- Your instructions:
The reply should reproduce every line of the data below word for word, minus any images.

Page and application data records
.....

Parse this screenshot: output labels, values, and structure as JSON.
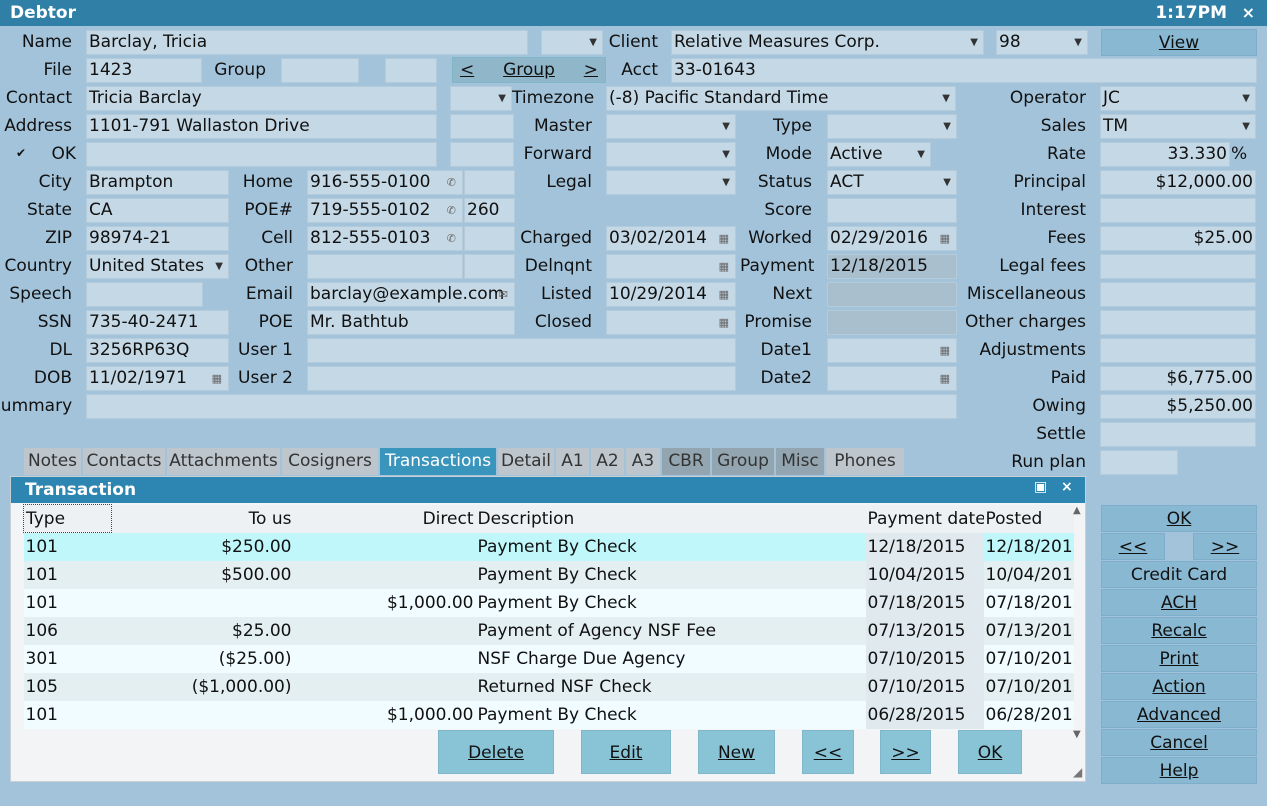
{
  "window": {
    "title": "Debtor",
    "clock": "1:17PM",
    "close": "×"
  },
  "fields": {
    "name_label": "Name",
    "name": "Barclay, Tricia",
    "client_label": "Client",
    "client": "Relative Measures Corp.",
    "client_num": "98",
    "view": "View",
    "file_label": "File",
    "file": "1423",
    "group_label": "Group",
    "group_nav": {
      "prev": "<",
      "label": "Group",
      "next": ">"
    },
    "acct_label": "Acct",
    "acct": "33-01643",
    "contact_label": "Contact",
    "contact": "Tricia Barclay",
    "timezone_label": "Timezone",
    "timezone": "(-8) Pacific Standard Time",
    "operator_label": "Operator",
    "operator": "JC",
    "address_label": "Address",
    "address": "1101-791 Wallaston Drive",
    "master_label": "Master",
    "type_label": "Type",
    "sales_label": "Sales",
    "sales": "TM",
    "ok_label": "OK",
    "ok_check": "✔",
    "forward_label": "Forward",
    "mode_label": "Mode",
    "mode": "Active",
    "rate_label": "Rate",
    "rate": "33.330",
    "rate_unit": "%",
    "city_label": "City",
    "city": "Brampton",
    "home_label": "Home",
    "home": "916-555-0100",
    "legal_label": "Legal",
    "status_label": "Status",
    "status": "ACT",
    "principal_label": "Principal",
    "principal": "$12,000.00",
    "state_label": "State",
    "state": "CA",
    "poe_num_label": "POE#",
    "poe_num": "719-555-0102",
    "poe_ext": "260",
    "score_label": "Score",
    "interest_label": "Interest",
    "zip_label": "ZIP",
    "zip": "98974-21",
    "cell_label": "Cell",
    "cell": "812-555-0103",
    "charged_label": "Charged",
    "charged": "03/02/2014",
    "worked_label": "Worked",
    "worked": "02/29/2016",
    "fees_label": "Fees",
    "fees": "$25.00",
    "country_label": "Country",
    "country": "United States",
    "other_label": "Other",
    "delnqnt_label": "Delnqnt",
    "payment_label": "Payment",
    "payment": "12/18/2015",
    "legal_fees_label": "Legal fees",
    "speech_label": "Speech",
    "email_label": "Email",
    "email": "barclay@example.com",
    "listed_label": "Listed",
    "listed": "10/29/2014",
    "next_label": "Next",
    "misc_label": "Miscellaneous",
    "ssn_label": "SSN",
    "ssn": "735-40-2471",
    "poe_label": "POE",
    "poe": "Mr. Bathtub",
    "closed_label": "Closed",
    "promise_label": "Promise",
    "other_charges_label": "Other charges",
    "dl_label": "DL",
    "dl": "3256RP63Q",
    "user1_label": "User 1",
    "date1_label": "Date1",
    "adjustments_label": "Adjustments",
    "dob_label": "DOB",
    "dob": "11/02/1971",
    "user2_label": "User 2",
    "date2_label": "Date2",
    "paid_label": "Paid",
    "paid": "$6,775.00",
    "summary_label": "Summary",
    "owing_label": "Owing",
    "owing": "$5,250.00",
    "settle_label": "Settle",
    "run_plan_label": "Run plan"
  },
  "tabs": [
    "Notes",
    "Contacts",
    "Attachments",
    "Cosigners",
    "Transactions",
    "Detail",
    "A1",
    "A2",
    "A3",
    "CBR",
    "Group",
    "Misc",
    "Phones"
  ],
  "panel": {
    "title": "Transaction",
    "columns": [
      "Type",
      "To us",
      "Direct",
      "Description",
      "Payment date",
      "Posted"
    ],
    "rows": [
      {
        "type": "101",
        "to_us": "$250.00",
        "direct": "",
        "desc": "Payment By Check",
        "pay_date": "12/18/2015",
        "posted": "12/18/2015"
      },
      {
        "type": "101",
        "to_us": "$500.00",
        "direct": "",
        "desc": "Payment By Check",
        "pay_date": "10/04/2015",
        "posted": "10/04/2015"
      },
      {
        "type": "101",
        "to_us": "",
        "direct": "$1,000.00",
        "desc": "Payment By Check",
        "pay_date": "07/18/2015",
        "posted": "07/18/2015"
      },
      {
        "type": "106",
        "to_us": "$25.00",
        "direct": "",
        "desc": "Payment of Agency NSF Fee",
        "pay_date": "07/13/2015",
        "posted": "07/13/2015"
      },
      {
        "type": "301",
        "to_us": "($25.00)",
        "direct": "",
        "desc": "NSF Charge Due Agency",
        "pay_date": "07/10/2015",
        "posted": "07/10/2015"
      },
      {
        "type": "105",
        "to_us": "($1,000.00)",
        "direct": "",
        "desc": "Returned NSF Check",
        "pay_date": "07/10/2015",
        "posted": "07/10/2015"
      },
      {
        "type": "101",
        "to_us": "",
        "direct": "$1,000.00",
        "desc": "Payment By Check",
        "pay_date": "06/28/2015",
        "posted": "06/28/2015"
      }
    ],
    "buttons": {
      "delete": "Delete",
      "edit": "Edit",
      "new": "New",
      "prev": "<<",
      "next": ">>",
      "ok": "OK"
    }
  },
  "side_buttons": {
    "ok": "OK",
    "prev": "<<",
    "next": ">>",
    "credit_card": "Credit Card",
    "ach": "ACH",
    "recalc": "Recalc",
    "print": "Print",
    "action": "Action",
    "advanced": "Advanced",
    "cancel": "Cancel",
    "help": "Help"
  }
}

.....

- Problem solution:
Parse this screenshot: output labels, values, and structure as JSON.
{
  "window": {
    "title": "Debtor",
    "clock": "1:17PM",
    "close": "×"
  },
  "fields": {
    "name_label": "Name",
    "name": "Barclay, Tricia",
    "client_label": "Client",
    "client": "Relative Measures Corp.",
    "client_num": "98",
    "view": "View",
    "file_label": "File",
    "file": "1423",
    "group_label": "Group",
    "group_nav": {
      "prev": "<",
      "label": "Group",
      "next": ">"
    },
    "acct_label": "Acct",
    "acct": "33-01643",
    "contact_label": "Contact",
    "contact": "Tricia Barclay",
    "timezone_label": "Timezone",
    "timezone": "(-8) Pacific Standard Time",
    "operator_label": "Operator",
    "operator": "JC",
    "address_label": "Address",
    "address": "1101-791 Wallaston Drive",
    "master_label": "Master",
    "type_label": "Type",
    "sales_label": "Sales",
    "sales": "TM",
    "ok_label": "OK",
    "ok_check": "✔",
    "forward_label": "Forward",
    "mode_label": "Mode",
    "mode": "Active",
    "rate_label": "Rate",
    "rate": "33.330",
    "rate_unit": "%",
    "city_label": "City",
    "city": "Brampton",
    "home_label": "Home",
    "home": "916-555-0100",
    "legal_label": "Legal",
    "status_label": "Status",
    "status": "ACT",
    "principal_label": "Principal",
    "principal": "$12,000.00",
    "state_label": "State",
    "state": "CA",
    "poe_num_label": "POE#",
    "poe_num": "719-555-0102",
    "poe_ext": "260",
    "score_label": "Score",
    "interest_label": "Interest",
    "zip_label": "ZIP",
    "zip": "98974-21",
    "cell_label": "Cell",
    "cell": "812-555-0103",
    "charged_label": "Charged",
    "charged": "03/02/2014",
    "worked_label": "Worked",
    "worked": "02/29/2016",
    "fees_label": "Fees",
    "fees": "$25.00",
    "country_label": "Country",
    "country": "United States",
    "other_label": "Other",
    "delnqnt_label": "Delnqnt",
    "payment_label": "Payment",
    "payment": "12/18/2015",
    "legal_fees_label": "Legal fees",
    "speech_label": "Speech",
    "email_label": "Email",
    "email": "barclay@example.com",
    "listed_label": "Listed",
    "listed": "10/29/2014",
    "next_label": "Next",
    "misc_label": "Miscellaneous",
    "ssn_label": "SSN",
    "ssn": "735-40-2471",
    "poe_label": "POE",
    "poe": "Mr. Bathtub",
    "closed_label": "Closed",
    "promise_label": "Promise",
    "other_charges_label": "Other charges",
    "dl_label": "DL",
    "dl": "3256RP63Q",
    "user1_label": "User 1",
    "date1_label": "Date1",
    "adjustments_label": "Adjustments",
    "dob_label": "DOB",
    "dob": "11/02/1971",
    "user2_label": "User 2",
    "date2_label": "Date2",
    "paid_label": "Paid",
    "paid": "$6,775.00",
    "summary_label": "Summary",
    "owing_label": "Owing",
    "owing": "$5,250.00",
    "settle_label": "Settle",
    "run_plan_label": "Run plan"
  },
  "tabs": [
    "Notes",
    "Contacts",
    "Attachments",
    "Cosigners",
    "Transactions",
    "Detail",
    "A1",
    "A2",
    "A3",
    "CBR",
    "Group",
    "Misc",
    "Phones"
  ],
  "panel": {
    "title": "Transaction",
    "columns": [
      "Type",
      "To us",
      "Direct",
      "Description",
      "Payment date",
      "Posted"
    ],
    "rows": [
      {
        "type": "101",
        "to_us": "$250.00",
        "direct": "",
        "desc": "Payment By Check",
        "pay_date": "12/18/2015",
        "posted": "12/18/2015"
      },
      {
        "type": "101",
        "to_us": "$500.00",
        "direct": "",
        "desc": "Payment By Check",
        "pay_date": "10/04/2015",
        "posted": "10/04/2015"
      },
      {
        "type": "101",
        "to_us": "",
        "direct": "$1,000.00",
        "desc": "Payment By Check",
        "pay_date": "07/18/2015",
        "posted": "07/18/2015"
      },
      {
        "type": "106",
        "to_us": "$25.00",
        "direct": "",
        "desc": "Payment of Agency NSF Fee",
        "pay_date": "07/13/2015",
        "posted": "07/13/2015"
      },
      {
        "type": "301",
        "to_us": "($25.00)",
        "direct": "",
        "desc": "NSF Charge Due Agency",
        "pay_date": "07/10/2015",
        "posted": "07/10/2015"
      },
      {
        "type": "105",
        "to_us": "($1,000.00)",
        "direct": "",
        "desc": "Returned NSF Check",
        "pay_date": "07/10/2015",
        "posted": "07/10/2015"
      },
      {
        "type": "101",
        "to_us": "",
        "direct": "$1,000.00",
        "desc": "Payment By Check",
        "pay_date": "06/28/2015",
        "posted": "06/28/2015"
      }
    ],
    "buttons": {
      "delete": "Delete",
      "edit": "Edit",
      "new": "New",
      "prev": "<<",
      "next": ">>",
      "ok": "OK"
    }
  },
  "side_buttons": {
    "ok": "OK",
    "prev": "<<",
    "next": ">>",
    "credit_card": "Credit Card",
    "ach": "ACH",
    "recalc": "Recalc",
    "print": "Print",
    "action": "Action",
    "advanced": "Advanced",
    "cancel": "Cancel",
    "help": "Help"
  }
}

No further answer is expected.